This number is the row in the data where the name “Steve Jones” is found.

This row number is then fed into the syntax of the INDEX function.

Problem: There’s more than one employee called “Steve Jones”. Whose salary are we actually seeing?

Excel lookup formulas always search from top to bottom, so you’re seeing the salary of the top Steve Jones (in row 3).

That’s the Steve you’re looking for.

But it’s dumb luck that you found him🍀

To make sure we always find Steve Jones from sales, follow the rest of the steps below.

Step 2: Change the lookup value to 1

Now, you need to change your normal INDEX MATCH formula into an array formula.

Sounds hard?

Don’t worry, I’ll guide you step-by-step😊

1. Change the lookup value of the MATCH function to 1. It’s just as easy as it sounds.

Change lookup value to 1

So, the formula changes from:




The “theory” behind this is not as simple as changing the lookup value.

Since you’re changing the formula from a normal one to an array formula, the structure of the formula changes a bit as well. By changing the lookup value to 1, you’re not actually telling the MATCH function to search for the number 1 in the lookup array (last name column).

In Excel-language, 1 means TRUE. 0 means FALSE.

Kasper Langmann, Microsoft Office Specialist

When you enter our two criteria in the next step, the 1 in the MATCH function simply means:

“Look through the rows in the data and return the row number where all of the criteria are TRUE”.

If you wrote a zero, the formula would look for a row where all of our criteria are FALSE – and that wouldn’t really make sense.

Step 3: Write the criteria

The criteria replaces the 2nd argument of the MATCH function, with this structure:


This way, you can have as many criteria as you need.

INDEX MATCH with 2 criteria

It’s typically enough to use 2 criteria to make your lookup value unique.

Criteria 1 = name

Criteria 2 = division

Let’s see if you can find “Steve Jones from sales” or if he’s lost in the woods🌳

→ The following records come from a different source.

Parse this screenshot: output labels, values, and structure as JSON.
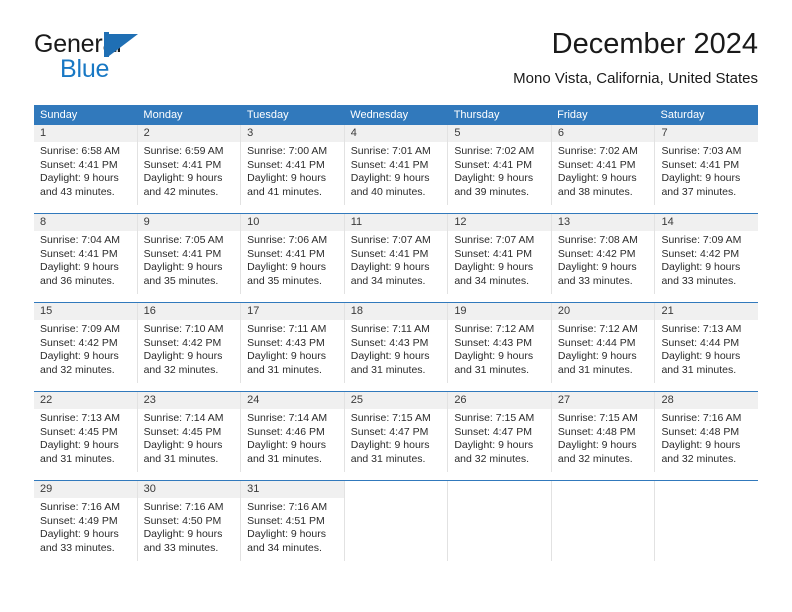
{
  "brand": {
    "word_one": "General",
    "word_two": "Blue",
    "accent_color": "#1878c4",
    "mark_color": "#1f6fb4"
  },
  "header": {
    "title": "December 2024",
    "subtitle": "Mono Vista, California, United States"
  },
  "calendar": {
    "header_bg": "#3179bc",
    "day_band_bg": "#f0f0f0",
    "weekday_headers": [
      "Sunday",
      "Monday",
      "Tuesday",
      "Wednesday",
      "Thursday",
      "Friday",
      "Saturday"
    ],
    "weeks": [
      [
        {
          "day": "1",
          "lines": [
            "Sunrise: 6:58 AM",
            "Sunset: 4:41 PM",
            "Daylight: 9 hours",
            "and 43 minutes."
          ]
        },
        {
          "day": "2",
          "lines": [
            "Sunrise: 6:59 AM",
            "Sunset: 4:41 PM",
            "Daylight: 9 hours",
            "and 42 minutes."
          ]
        },
        {
          "day": "3",
          "lines": [
            "Sunrise: 7:00 AM",
            "Sunset: 4:41 PM",
            "Daylight: 9 hours",
            "and 41 minutes."
          ]
        },
        {
          "day": "4",
          "lines": [
            "Sunrise: 7:01 AM",
            "Sunset: 4:41 PM",
            "Daylight: 9 hours",
            "and 40 minutes."
          ]
        },
        {
          "day": "5",
          "lines": [
            "Sunrise: 7:02 AM",
            "Sunset: 4:41 PM",
            "Daylight: 9 hours",
            "and 39 minutes."
          ]
        },
        {
          "day": "6",
          "lines": [
            "Sunrise: 7:02 AM",
            "Sunset: 4:41 PM",
            "Daylight: 9 hours",
            "and 38 minutes."
          ]
        },
        {
          "day": "7",
          "lines": [
            "Sunrise: 7:03 AM",
            "Sunset: 4:41 PM",
            "Daylight: 9 hours",
            "and 37 minutes."
          ]
        }
      ],
      [
        {
          "day": "8",
          "lines": [
            "Sunrise: 7:04 AM",
            "Sunset: 4:41 PM",
            "Daylight: 9 hours",
            "and 36 minutes."
          ]
        },
        {
          "day": "9",
          "lines": [
            "Sunrise: 7:05 AM",
            "Sunset: 4:41 PM",
            "Daylight: 9 hours",
            "and 35 minutes."
          ]
        },
        {
          "day": "10",
          "lines": [
            "Sunrise: 7:06 AM",
            "Sunset: 4:41 PM",
            "Daylight: 9 hours",
            "and 35 minutes."
          ]
        },
        {
          "day": "11",
          "lines": [
            "Sunrise: 7:07 AM",
            "Sunset: 4:41 PM",
            "Daylight: 9 hours",
            "and 34 minutes."
          ]
        },
        {
          "day": "12",
          "lines": [
            "Sunrise: 7:07 AM",
            "Sunset: 4:41 PM",
            "Daylight: 9 hours",
            "and 34 minutes."
          ]
        },
        {
          "day": "13",
          "lines": [
            "Sunrise: 7:08 AM",
            "Sunset: 4:42 PM",
            "Daylight: 9 hours",
            "and 33 minutes."
          ]
        },
        {
          "day": "14",
          "lines": [
            "Sunrise: 7:09 AM",
            "Sunset: 4:42 PM",
            "Daylight: 9 hours",
            "and 33 minutes."
          ]
        }
      ],
      [
        {
          "day": "15",
          "lines": [
            "Sunrise: 7:09 AM",
            "Sunset: 4:42 PM",
            "Daylight: 9 hours",
            "and 32 minutes."
          ]
        },
        {
          "day": "16",
          "lines": [
            "Sunrise: 7:10 AM",
            "Sunset: 4:42 PM",
            "Daylight: 9 hours",
            "and 32 minutes."
          ]
        },
        {
          "day": "17",
          "lines": [
            "Sunrise: 7:11 AM",
            "Sunset: 4:43 PM",
            "Daylight: 9 hours",
            "and 31 minutes."
          ]
        },
        {
          "day": "18",
          "lines": [
            "Sunrise: 7:11 AM",
            "Sunset: 4:43 PM",
            "Daylight: 9 hours",
            "and 31 minutes."
          ]
        },
        {
          "day": "19",
          "lines": [
            "Sunrise: 7:12 AM",
            "Sunset: 4:43 PM",
            "Daylight: 9 hours",
            "and 31 minutes."
          ]
        },
        {
          "day": "20",
          "lines": [
            "Sunrise: 7:12 AM",
            "Sunset: 4:44 PM",
            "Daylight: 9 hours",
            "and 31 minutes."
          ]
        },
        {
          "day": "21",
          "lines": [
            "Sunrise: 7:13 AM",
            "Sunset: 4:44 PM",
            "Daylight: 9 hours",
            "and 31 minutes."
          ]
        }
      ],
      [
        {
          "day": "22",
          "lines": [
            "Sunrise: 7:13 AM",
            "Sunset: 4:45 PM",
            "Daylight: 9 hours",
            "and 31 minutes."
          ]
        },
        {
          "day": "23",
          "lines": [
            "Sunrise: 7:14 AM",
            "Sunset: 4:45 PM",
            "Daylight: 9 hours",
            "and 31 minutes."
          ]
        },
        {
          "day": "24",
          "lines": [
            "Sunrise: 7:14 AM",
            "Sunset: 4:46 PM",
            "Daylight: 9 hours",
            "and 31 minutes."
          ]
        },
        {
          "day": "25",
          "lines": [
            "Sunrise: 7:15 AM",
            "Sunset: 4:47 PM",
            "Daylight: 9 hours",
            "and 31 minutes."
          ]
        },
        {
          "day": "26",
          "lines": [
            "Sunrise: 7:15 AM",
            "Sunset: 4:47 PM",
            "Daylight: 9 hours",
            "and 32 minutes."
          ]
        },
        {
          "day": "27",
          "lines": [
            "Sunrise: 7:15 AM",
            "Sunset: 4:48 PM",
            "Daylight: 9 hours",
            "and 32 minutes."
          ]
        },
        {
          "day": "28",
          "lines": [
            "Sunrise: 7:16 AM",
            "Sunset: 4:48 PM",
            "Daylight: 9 hours",
            "and 32 minutes."
          ]
        }
      ],
      [
        {
          "day": "29",
          "lines": [
            "Sunrise: 7:16 AM",
            "Sunset: 4:49 PM",
            "Daylight: 9 hours",
            "and 33 minutes."
          ]
        },
        {
          "day": "30",
          "lines": [
            "Sunrise: 7:16 AM",
            "Sunset: 4:50 PM",
            "Daylight: 9 hours",
            "and 33 minutes."
          ]
        },
        {
          "day": "31",
          "lines": [
            "Sunrise: 7:16 AM",
            "Sunset: 4:51 PM",
            "Daylight: 9 hours",
            "and 34 minutes."
          ]
        },
        {
          "day": "",
          "lines": []
        },
        {
          "day": "",
          "lines": []
        },
        {
          "day": "",
          "lines": []
        },
        {
          "day": "",
          "lines": []
        }
      ]
    ]
  }
}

Replace the structure above with the actual criteria:



A:A is the column with names. G2 is the name you’re looking for.

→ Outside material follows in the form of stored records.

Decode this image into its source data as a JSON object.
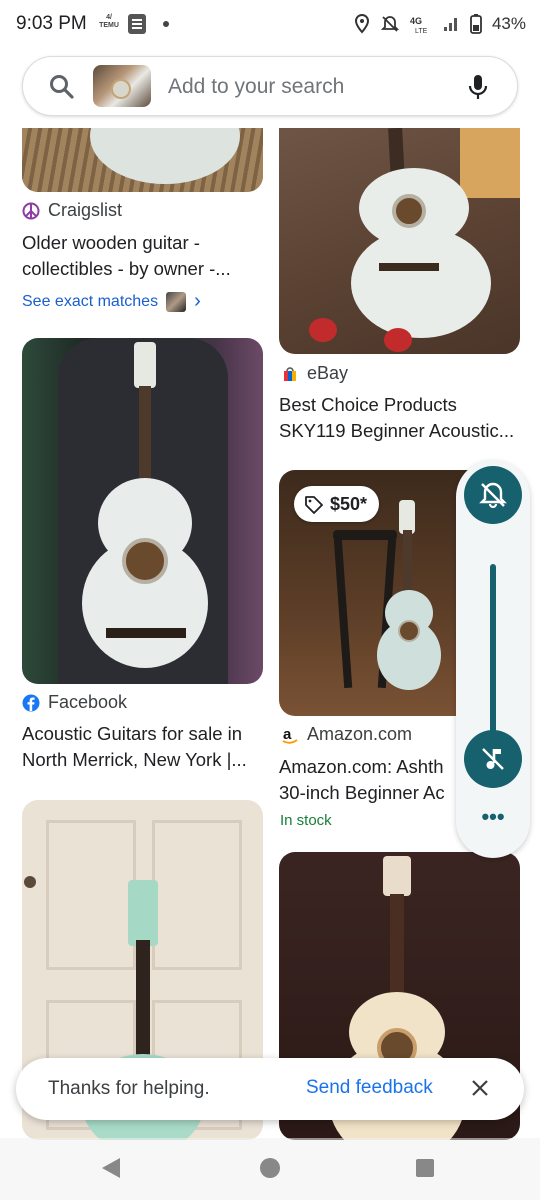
{
  "status_bar": {
    "time": "9:03 PM",
    "temu_badge": "4/\\n TEMU",
    "battery": "43%",
    "icons": [
      "notification-icon",
      "location-icon",
      "mute-icon",
      "4g-lte-icon",
      "signal-icon",
      "battery-icon"
    ]
  },
  "search": {
    "placeholder": "Add to your search"
  },
  "results": [
    {
      "source": "Craigslist",
      "title_line1": "Older wooden guitar -",
      "title_line2": "collectibles - by owner -...",
      "exact_matches": "See exact matches",
      "chevron": "›"
    },
    {
      "source": "eBay",
      "title_line1": "Best Choice Products",
      "title_line2": "SKY119 Beginner Acoustic..."
    },
    {
      "source": "Facebook",
      "title_line1": "Acoustic Guitars for sale in",
      "title_line2": "North Merrick, New York |..."
    },
    {
      "source": "Amazon.com",
      "price": "$50*",
      "title_line1": "Amazon.com: Ashth",
      "title_line2": "30-inch Beginner Ac",
      "stock": "In stock"
    }
  ],
  "volume_panel": {
    "more": "•••"
  },
  "toast": {
    "message": "Thanks for helping.",
    "action": "Send feedback"
  },
  "colors": {
    "accent_teal": "#17616f",
    "link_blue": "#1a73e8",
    "stock_green": "#188038"
  }
}
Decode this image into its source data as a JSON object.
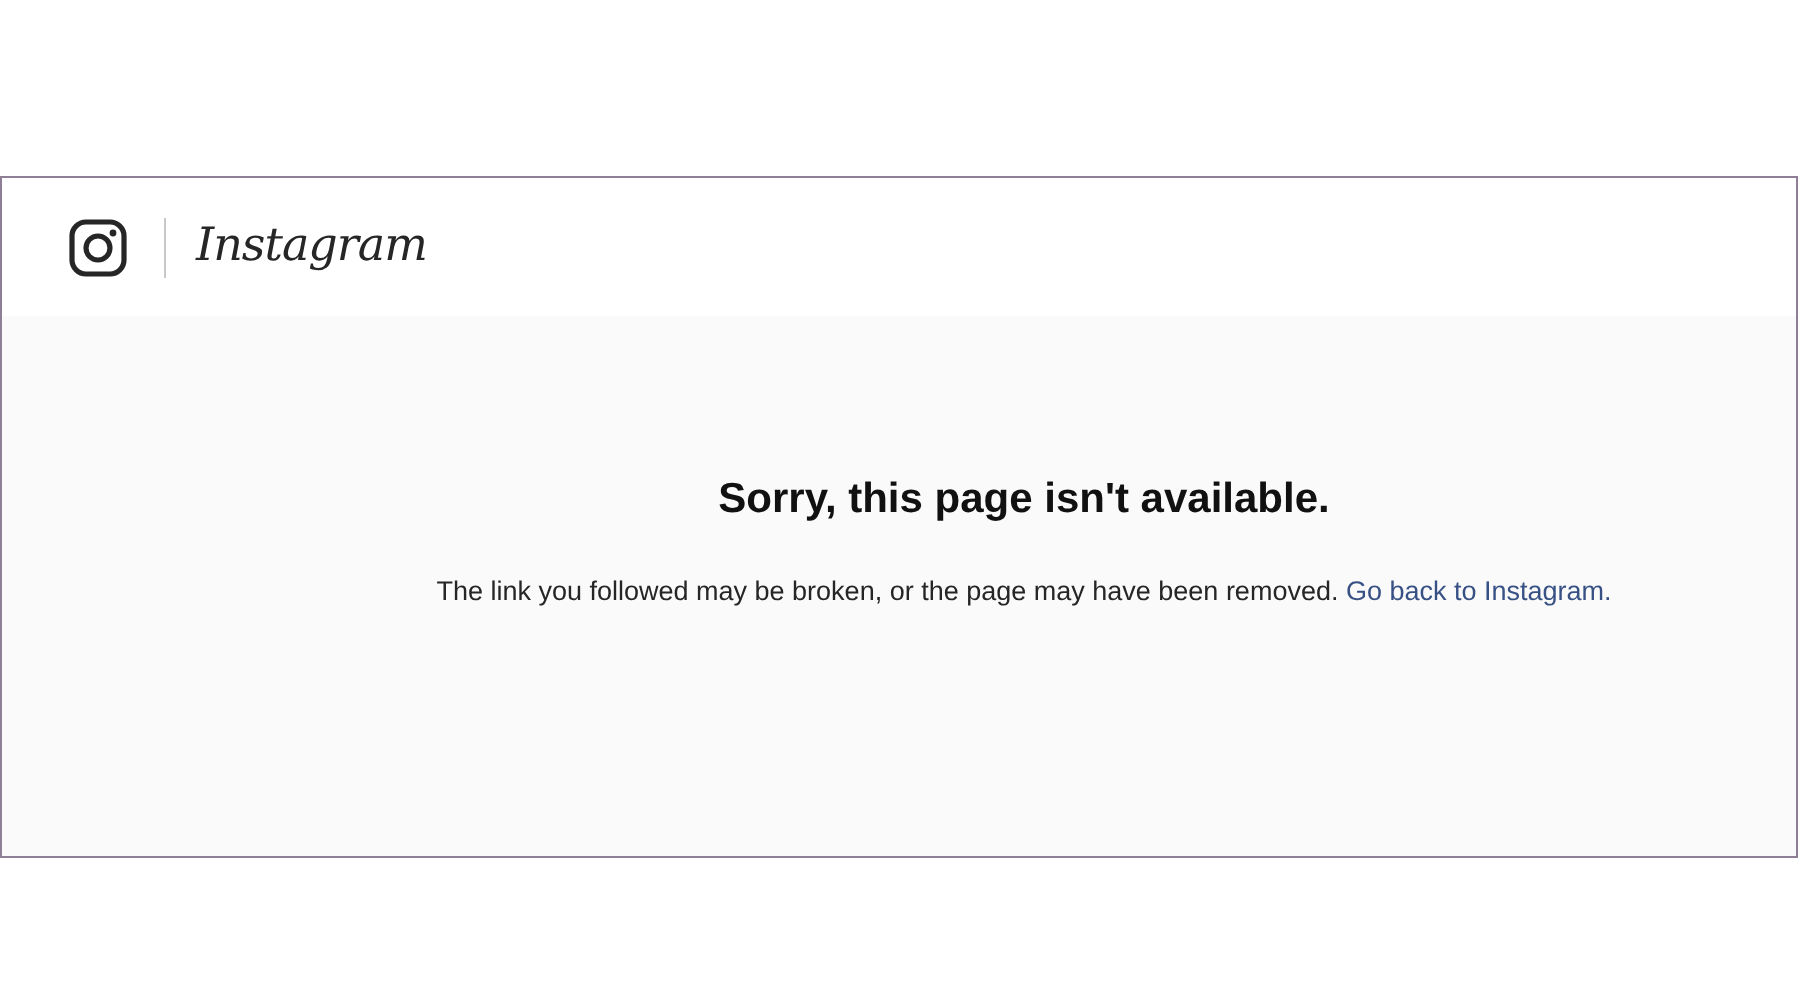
{
  "header": {
    "logo_text": "Instagram"
  },
  "error": {
    "title": "Sorry, this page isn't available.",
    "message": "The link you followed may be broken, or the page may have been removed.",
    "link": "Go back to Instagram."
  }
}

B:B is the column with division. G3 is the division you’re looking for.

Write that as the 2nd argument in the MATCH function, replacing what’s currently there.

Multiple criteria example

Your formula should now look like this:


It seems weird typing random parenthesis’ into formulas, but this is how you structure the criteria, so the array formula understands it.
Kasper Langmann, Microsoft Office Specialist

If you’re using Microsoft 365 just press Enter and watch your beautiful multiple criteria lookup💡

Explanation: Ctrl + Shift + Enter

If you’re not using Microsoft 365, do not press Enter when you’re done with the formula. It won’t work.

Instead, press and hold Ctrl and Shift and then press Enter.

Warning: {curly brackets} will appear around your formula. They are supposed to be there!

Every time you make changes to this formula, you must end with Ctrl + Shift + Enter

(Instead of just regular “Enter” as you are probably used to)

That’s it – Now what?

Wow… You just learned how to use INDEX MATCH with multiple criteria…

It wasn’t so scary after all, right? 😎

Now, you’ve created a tool to easily look up employees and return their salary – even if there are multiple employees with the exact same name!

All fueled by the INDEX and MATCH functions.

INDEX MATCH multiple criteria lookup

Lookup formulas (and functions) in general are extremely useful and significantly speed up your work🏃

But multiple criteria lookups really save your day when the lookup value is not unique.

But if you really want to work more productively in Excel, you need to dive into macros.

Macros automate work processes, so you can do 50 things with just one click.

I promise you, it’s not as hard as you think.

Join my free 30-minute video course and get started with macros (for beginners).

Other relevant resources

INDEX MATCH is not the only lookup formula out there, although it’s the only one you can turn into an array formula. If you want to expand your toolbox you should definitely get to know VLOOKUP and the new XLOOKUP.

If you thought this was hard to understand, you should dive into the INDEX function and the MATCH function separately and get to know them better.

Another way to achieve a lookup with multiple criteria is with the good old Excel filter.

I hope this helps you!

Take care👋